One of the most well-known legal documents is a Will, but there is often confusion of what a Will actually does. A Will is a legal document which sets out your wishes and directions with respect to your estate after your death. Without a Will, your estate is said to be "intestate" and will be distributed in accordance with Ontario legislation, which may or may not reflect your wishes. Intestacy will likely create higher costs, delays and squabbling among family members. Additionally, without a Will, the court will need to approve who will act as your executor, and who will look after your minor children, if applicable.
Another less known legal document is Powers of Attorney. This is a document in which you grant power of your assets or personal care to another person. Without Powers of Attorney, the people you would want to make decisions for you may not be able to do so.
People have a natural reluctance to create Wills and Powers of Attorney. That is understandable: thinking about your own death or mental incapacity is not pleasant. However, if you have not done that planning, you likely always have a nagging thought that you should get on it.
An intestacy creates all kinds of bureaucratic problems which your loved ones must deal with, making the grieving process far more stressful than necessary. The same result occurs when someone becomes mentally incapacitated and does not have a Power of Attorney. Without one, you will be placing a burden on your friends and family with added stress and obligations.
Another reason for creating a Power of Attorney is cost. It will cost you (or your estate) considerably more money to deal with an intestacy or incapacity in the absence of Powers of Attorney. Spend a little now to avoid having to spend a lot later!
What are Powers of Attorneys?
There are two types of Powers of Attorney:
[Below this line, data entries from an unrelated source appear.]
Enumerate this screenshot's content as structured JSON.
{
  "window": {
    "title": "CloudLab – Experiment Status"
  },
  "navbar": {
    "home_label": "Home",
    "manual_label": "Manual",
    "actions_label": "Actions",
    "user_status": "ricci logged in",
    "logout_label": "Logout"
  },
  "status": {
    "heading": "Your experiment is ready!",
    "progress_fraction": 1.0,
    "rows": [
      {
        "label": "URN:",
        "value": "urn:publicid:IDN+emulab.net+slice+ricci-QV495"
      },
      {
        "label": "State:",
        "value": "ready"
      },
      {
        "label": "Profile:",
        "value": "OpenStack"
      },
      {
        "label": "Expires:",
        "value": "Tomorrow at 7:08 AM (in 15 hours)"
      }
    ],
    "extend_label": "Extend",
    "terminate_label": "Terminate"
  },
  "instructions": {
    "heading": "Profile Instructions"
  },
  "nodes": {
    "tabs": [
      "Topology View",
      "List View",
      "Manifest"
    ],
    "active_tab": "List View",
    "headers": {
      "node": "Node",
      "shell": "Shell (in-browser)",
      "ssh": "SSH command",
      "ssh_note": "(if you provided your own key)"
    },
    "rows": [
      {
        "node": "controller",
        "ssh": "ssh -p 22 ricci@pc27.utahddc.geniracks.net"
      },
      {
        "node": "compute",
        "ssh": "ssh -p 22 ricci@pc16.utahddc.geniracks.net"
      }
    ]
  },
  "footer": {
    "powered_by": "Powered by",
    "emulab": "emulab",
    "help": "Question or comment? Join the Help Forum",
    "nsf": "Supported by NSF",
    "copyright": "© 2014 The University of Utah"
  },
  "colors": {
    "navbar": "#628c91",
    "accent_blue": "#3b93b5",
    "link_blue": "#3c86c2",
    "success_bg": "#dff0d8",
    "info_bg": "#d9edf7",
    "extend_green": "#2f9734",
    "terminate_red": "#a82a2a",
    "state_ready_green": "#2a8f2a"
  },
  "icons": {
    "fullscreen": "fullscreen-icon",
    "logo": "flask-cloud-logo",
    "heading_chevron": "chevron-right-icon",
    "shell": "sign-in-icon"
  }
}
A Continuing Power of Attorney for Property is a legal document in which a person gives someone else the legal authority to make decisions about their finances, assets and personal property, and is typically used if they become unable to make those decisions themselves. The person who is named as the attorney does not have to be a lawyer, and in most cases is either a spouse or close relative. The power of attorney is called ‘continuing’ because it can be used after the person who gave it is no longer mentally capable.
A Power of Attorney for Personal Care is a legal document in which one person gives another person the authority to make personal care decisions on their behalf if they become mentally incapable to do so for themselves.
How often should I review my estate plan?
There is not a set time period you need to do this. Estate plan reviews should be event- or circumstance-based instead of time-based. Whenever something significant happens in your life (see non-exhaustive list below), that is the time to review your estate plan. The following are some examples of significant events that should trigger a review of your estate plan:
- You get married
- You get divorced or separated
- You become involved in a common law relationship
- You have a child or grandchildren
- You move to another province or country
- Your executor(s) or trustee(s) is/are in poor health or have passed away
- One or more of your beneficiaries passes away
- You have a falling out with one of your beneficiaries
- You have one or more people who become financially dependent on you
- You have or anticipate financial difficulties
- One or more of your beneficiaries gets married
- You obtain property in another province or country
If you have not reviewed your estate plan in the past 5 years, now is probably a good time to do so.